Unlike the past few years, the first half of spring has been extremely wet. Unfortunately, at times, it has been really quite chilly as well and migration has been deathly quiet, even non-existent, for extended spells.
This all changed on 18 April when a brisk north-easterly wind and clear skies – classic conditions for the date – suddenly saw Bar-tailed Godwit passage get going. Over the following few days I had at least 22 birds pass through at Baston Wader Pit.
The 19th was the best day of April at Baston. A vigil from dawn saw 10 Bar-tailed Godwits move through in small groups, 14 Little Gulls (including a vocal flock of nine in the early morning sunshine), Arctic Tern and Spotted Redshank. The last bird hung around for a week in total, commuting between the pits and Baston Fen and having noticeably advanced in moult by the time it left.
Despite this excitement, and a lovely Grey Plover the following morning, things died down again pretty quickly and, on the whole, it had to be said that April was a bit of a disappointment in the Deepings area. This was compounded by the record-breaking flocks of Kittiwakes and, later, Little Gulls in the Trent Valley – only around 40 km to the north-west. But that's just the way it goes, sometimes!

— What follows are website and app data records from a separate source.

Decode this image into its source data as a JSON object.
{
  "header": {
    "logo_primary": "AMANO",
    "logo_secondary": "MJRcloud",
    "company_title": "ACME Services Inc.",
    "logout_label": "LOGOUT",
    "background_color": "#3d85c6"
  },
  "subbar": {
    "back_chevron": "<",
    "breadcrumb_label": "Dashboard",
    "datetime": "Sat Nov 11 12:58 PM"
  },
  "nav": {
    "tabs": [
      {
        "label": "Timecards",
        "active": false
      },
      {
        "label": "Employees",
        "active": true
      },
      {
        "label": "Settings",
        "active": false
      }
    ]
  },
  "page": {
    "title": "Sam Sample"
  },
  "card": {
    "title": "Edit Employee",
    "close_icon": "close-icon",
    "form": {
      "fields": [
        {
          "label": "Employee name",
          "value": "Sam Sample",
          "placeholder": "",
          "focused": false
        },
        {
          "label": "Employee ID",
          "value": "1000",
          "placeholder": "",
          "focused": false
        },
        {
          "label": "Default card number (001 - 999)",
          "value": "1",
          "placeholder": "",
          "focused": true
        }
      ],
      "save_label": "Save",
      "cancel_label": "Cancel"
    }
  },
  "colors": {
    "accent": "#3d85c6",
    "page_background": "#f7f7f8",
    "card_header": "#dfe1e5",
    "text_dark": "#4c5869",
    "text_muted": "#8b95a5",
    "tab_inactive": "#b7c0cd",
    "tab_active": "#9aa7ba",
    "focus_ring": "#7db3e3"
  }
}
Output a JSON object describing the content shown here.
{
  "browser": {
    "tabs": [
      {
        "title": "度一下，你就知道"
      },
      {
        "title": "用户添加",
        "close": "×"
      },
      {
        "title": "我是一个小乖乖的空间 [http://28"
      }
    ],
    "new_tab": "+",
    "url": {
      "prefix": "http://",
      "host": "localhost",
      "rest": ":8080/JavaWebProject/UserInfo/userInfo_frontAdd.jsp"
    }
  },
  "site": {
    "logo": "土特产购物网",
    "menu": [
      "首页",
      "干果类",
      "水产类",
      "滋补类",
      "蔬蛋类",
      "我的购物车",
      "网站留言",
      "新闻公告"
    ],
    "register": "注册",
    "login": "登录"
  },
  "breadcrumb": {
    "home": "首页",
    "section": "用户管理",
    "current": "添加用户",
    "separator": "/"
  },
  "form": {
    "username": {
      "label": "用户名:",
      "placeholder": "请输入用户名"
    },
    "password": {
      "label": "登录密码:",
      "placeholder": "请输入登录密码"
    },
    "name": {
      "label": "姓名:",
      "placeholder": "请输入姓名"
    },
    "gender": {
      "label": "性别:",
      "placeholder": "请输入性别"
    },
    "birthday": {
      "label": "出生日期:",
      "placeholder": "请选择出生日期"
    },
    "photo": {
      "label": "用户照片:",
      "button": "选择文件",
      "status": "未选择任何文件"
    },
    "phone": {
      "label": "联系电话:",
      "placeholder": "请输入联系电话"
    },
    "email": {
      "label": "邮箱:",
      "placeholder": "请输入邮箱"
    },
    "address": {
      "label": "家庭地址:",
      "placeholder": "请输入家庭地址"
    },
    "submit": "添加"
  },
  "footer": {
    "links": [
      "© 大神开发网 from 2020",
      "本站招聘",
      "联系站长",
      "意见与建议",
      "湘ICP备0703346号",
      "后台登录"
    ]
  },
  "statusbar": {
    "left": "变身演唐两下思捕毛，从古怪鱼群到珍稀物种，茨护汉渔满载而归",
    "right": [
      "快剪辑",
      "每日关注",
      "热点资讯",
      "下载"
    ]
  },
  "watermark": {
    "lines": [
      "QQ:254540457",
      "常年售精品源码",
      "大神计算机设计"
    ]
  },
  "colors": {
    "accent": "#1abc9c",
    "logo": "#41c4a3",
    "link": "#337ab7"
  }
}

Passerine migration didn't ever really get flowing, either. There were a few days where Northern Wheatears seemed to be moving in decent numbers, but it was a blank month for Whinchat and Ring Ouzel locally and the only Common Redstart I could find was a fortuitous encounter with a male in roadside brambles at Bourne South Fen, which happened to be calling as I drove past with the window down on my way to work!
One of the highlights of the month was a group of three Black-necked Grebes which spent a few days moving around sites near Peterborough. Despite plenty of vocalising and display, they moved off again at the end of the month and no breeding attempt was forthcoming.
The musings of a wildlife enthusiast, usually armed with his camera.